**Data for processing**
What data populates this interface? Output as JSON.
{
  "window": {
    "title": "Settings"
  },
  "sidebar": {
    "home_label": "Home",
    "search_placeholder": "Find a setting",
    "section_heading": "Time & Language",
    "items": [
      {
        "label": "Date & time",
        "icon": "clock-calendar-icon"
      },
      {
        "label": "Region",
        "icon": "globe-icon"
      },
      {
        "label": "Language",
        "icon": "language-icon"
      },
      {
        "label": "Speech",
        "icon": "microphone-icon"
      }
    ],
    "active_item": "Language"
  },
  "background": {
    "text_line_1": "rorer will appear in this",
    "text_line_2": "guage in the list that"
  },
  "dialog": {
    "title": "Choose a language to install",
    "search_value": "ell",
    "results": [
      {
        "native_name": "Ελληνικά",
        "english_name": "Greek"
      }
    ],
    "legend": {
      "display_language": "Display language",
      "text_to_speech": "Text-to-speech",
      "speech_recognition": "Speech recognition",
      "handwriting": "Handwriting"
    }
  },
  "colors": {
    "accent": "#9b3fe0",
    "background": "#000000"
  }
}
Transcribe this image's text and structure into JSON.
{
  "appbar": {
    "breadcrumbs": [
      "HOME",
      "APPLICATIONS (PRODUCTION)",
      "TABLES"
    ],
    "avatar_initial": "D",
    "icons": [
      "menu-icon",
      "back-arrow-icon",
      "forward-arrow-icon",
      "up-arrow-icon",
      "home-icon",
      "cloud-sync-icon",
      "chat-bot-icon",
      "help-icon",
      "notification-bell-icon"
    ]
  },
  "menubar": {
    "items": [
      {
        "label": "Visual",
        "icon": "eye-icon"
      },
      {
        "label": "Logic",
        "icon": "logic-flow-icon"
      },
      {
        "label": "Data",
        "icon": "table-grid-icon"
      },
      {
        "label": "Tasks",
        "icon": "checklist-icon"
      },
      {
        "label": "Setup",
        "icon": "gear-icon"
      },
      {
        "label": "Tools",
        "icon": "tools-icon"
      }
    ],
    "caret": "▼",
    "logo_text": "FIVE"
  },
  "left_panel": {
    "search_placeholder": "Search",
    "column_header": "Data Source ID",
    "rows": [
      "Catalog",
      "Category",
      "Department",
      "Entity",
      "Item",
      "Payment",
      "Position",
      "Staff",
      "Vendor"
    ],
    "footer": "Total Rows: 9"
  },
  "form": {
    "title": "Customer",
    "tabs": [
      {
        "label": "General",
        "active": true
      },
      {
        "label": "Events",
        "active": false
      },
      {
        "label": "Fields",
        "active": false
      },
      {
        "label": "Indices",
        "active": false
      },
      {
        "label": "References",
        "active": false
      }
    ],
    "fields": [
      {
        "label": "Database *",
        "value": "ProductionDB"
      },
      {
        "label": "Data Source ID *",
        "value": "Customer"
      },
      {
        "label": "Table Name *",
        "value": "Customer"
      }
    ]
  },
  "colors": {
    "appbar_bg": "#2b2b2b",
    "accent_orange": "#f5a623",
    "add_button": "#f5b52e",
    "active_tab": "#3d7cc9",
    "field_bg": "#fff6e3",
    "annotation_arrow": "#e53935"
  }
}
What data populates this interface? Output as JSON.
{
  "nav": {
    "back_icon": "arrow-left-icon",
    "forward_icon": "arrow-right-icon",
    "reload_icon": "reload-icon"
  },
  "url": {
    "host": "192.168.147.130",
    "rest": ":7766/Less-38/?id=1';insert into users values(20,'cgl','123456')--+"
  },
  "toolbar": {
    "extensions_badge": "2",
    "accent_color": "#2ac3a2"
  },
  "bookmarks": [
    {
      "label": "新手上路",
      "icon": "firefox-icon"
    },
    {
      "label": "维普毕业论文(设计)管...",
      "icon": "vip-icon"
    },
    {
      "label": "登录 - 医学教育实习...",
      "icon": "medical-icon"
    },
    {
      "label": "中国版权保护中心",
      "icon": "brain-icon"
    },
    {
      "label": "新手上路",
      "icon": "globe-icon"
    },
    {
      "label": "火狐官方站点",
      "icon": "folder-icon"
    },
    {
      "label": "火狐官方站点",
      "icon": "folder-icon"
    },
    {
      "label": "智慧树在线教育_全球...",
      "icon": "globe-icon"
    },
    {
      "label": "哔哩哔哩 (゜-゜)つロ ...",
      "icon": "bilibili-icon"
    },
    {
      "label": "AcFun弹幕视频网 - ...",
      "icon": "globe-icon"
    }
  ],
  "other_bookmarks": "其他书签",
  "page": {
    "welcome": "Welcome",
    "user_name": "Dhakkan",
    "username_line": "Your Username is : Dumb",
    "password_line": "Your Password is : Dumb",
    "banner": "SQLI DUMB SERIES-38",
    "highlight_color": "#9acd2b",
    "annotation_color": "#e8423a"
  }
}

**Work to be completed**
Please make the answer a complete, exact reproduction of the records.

**The answer**
What data populates this interface? Output as JSON.
{
  "window": {
    "title": "Settings"
  },
  "sidebar": {
    "home_label": "Home",
    "search_placeholder": "Find a setting",
    "section_heading": "Time & Language",
    "items": [
      {
        "label": "Date & time",
        "icon": "clock-calendar-icon"
      },
      {
        "label": "Region",
        "icon": "globe-icon"
      },
      {
        "label": "Language",
        "icon": "language-icon"
      },
      {
        "label": "Speech",
        "icon": "microphone-icon"
      }
    ],
    "active_item": "Language"
  },
  "background": {
    "text_line_1": "rorer will appear in this",
    "text_line_2": "guage in the list that"
  },
  "dialog": {
    "title": "Choose a language to install",
    "search_value": "ell",
    "results": [
      {
        "native_name": "Ελληνικά",
        "english_name": "Greek"
      }
    ],
    "legend": {
      "display_language": "Display language",
      "text_to_speech": "Text-to-speech",
      "speech_recognition": "Speech recognition",
      "handwriting": "Handwriting"
    }
  },
  "colors": {
    "accent": "#9b3fe0",
    "background": "#000000"
  }
}
Transcribe this image's text and structure into JSON.
{
  "appbar": {
    "breadcrumbs": [
      "HOME",
      "APPLICATIONS (PRODUCTION)",
      "TABLES"
    ],
    "avatar_initial": "D",
    "icons": [
      "menu-icon",
      "back-arrow-icon",
      "forward-arrow-icon",
      "up-arrow-icon",
      "home-icon",
      "cloud-sync-icon",
      "chat-bot-icon",
      "help-icon",
      "notification-bell-icon"
    ]
  },
  "menubar": {
    "items": [
      {
        "label": "Visual",
        "icon": "eye-icon"
      },
      {
        "label": "Logic",
        "icon": "logic-flow-icon"
      },
      {
        "label": "Data",
        "icon": "table-grid-icon"
      },
      {
        "label": "Tasks",
        "icon": "checklist-icon"
      },
      {
        "label": "Setup",
        "icon": "gear-icon"
      },
      {
        "label": "Tools",
        "icon": "tools-icon"
      }
    ],
    "caret": "▼",
    "logo_text": "FIVE"
  },
  "left_panel": {
    "search_placeholder": "Search",
    "column_header": "Data Source ID",
    "rows": [
      "Catalog",
      "Category",
      "Department",
      "Entity",
      "Item",
      "Payment",
      "Position",
      "Staff",
      "Vendor"
    ],
    "footer": "Total Rows: 9"
  },
  "form": {
    "title": "Customer",
    "tabs": [
      {
        "label": "General",
        "active": true
      },
      {
        "label": "Events",
        "active": false
      },
      {
        "label": "Fields",
        "active": false
      },
      {
        "label": "Indices",
        "active": false
      },
      {
        "label": "References",
        "active": false
      }
    ],
    "fields": [
      {
        "label": "Database *",
        "value": "ProductionDB"
      },
      {
        "label": "Data Source ID *",
        "value": "Customer"
      },
      {
        "label": "Table Name *",
        "value": "Customer"
      }
    ]
  },
  "colors": {
    "appbar_bg": "#2b2b2b",
    "accent_orange": "#f5a623",
    "add_button": "#f5b52e",
    "active_tab": "#3d7cc9",
    "field_bg": "#fff6e3",
    "annotation_arrow": "#e53935"
  }
}
What data populates this interface? Output as JSON.
{
  "nav": {
    "back_icon": "arrow-left-icon",
    "forward_icon": "arrow-right-icon",
    "reload_icon": "reload-icon"
  },
  "url": {
    "host": "192.168.147.130",
    "rest": ":7766/Less-38/?id=1';insert into users values(20,'cgl','123456')--+"
  },
  "toolbar": {
    "extensions_badge": "2",
    "accent_color": "#2ac3a2"
  },
  "bookmarks": [
    {
      "label": "新手上路",
      "icon": "firefox-icon"
    },
    {
      "label": "维普毕业论文(设计)管...",
      "icon": "vip-icon"
    },
    {
      "label": "登录 - 医学教育实习...",
      "icon": "medical-icon"
    },
    {
      "label": "中国版权保护中心",
      "icon": "brain-icon"
    },
    {
      "label": "新手上路",
      "icon": "globe-icon"
    },
    {
      "label": "火狐官方站点",
      "icon": "folder-icon"
    },
    {
      "label": "火狐官方站点",
      "icon": "folder-icon"
    },
    {
      "label": "智慧树在线教育_全球...",
      "icon": "globe-icon"
    },
    {
      "label": "哔哩哔哩 (゜-゜)つロ ...",
      "icon": "bilibili-icon"
    },
    {
      "label": "AcFun弹幕视频网 - ...",
      "icon": "globe-icon"
    }
  ],
  "other_bookmarks": "其他书签",
  "page": {
    "welcome": "Welcome",
    "user_name": "Dhakkan",
    "username_line": "Your Username is : Dumb",
    "password_line": "Your Password is : Dumb",
    "banner": "SQLI DUMB SERIES-38",
    "highlight_color": "#9acd2b",
    "annotation_color": "#e8423a"
  }
}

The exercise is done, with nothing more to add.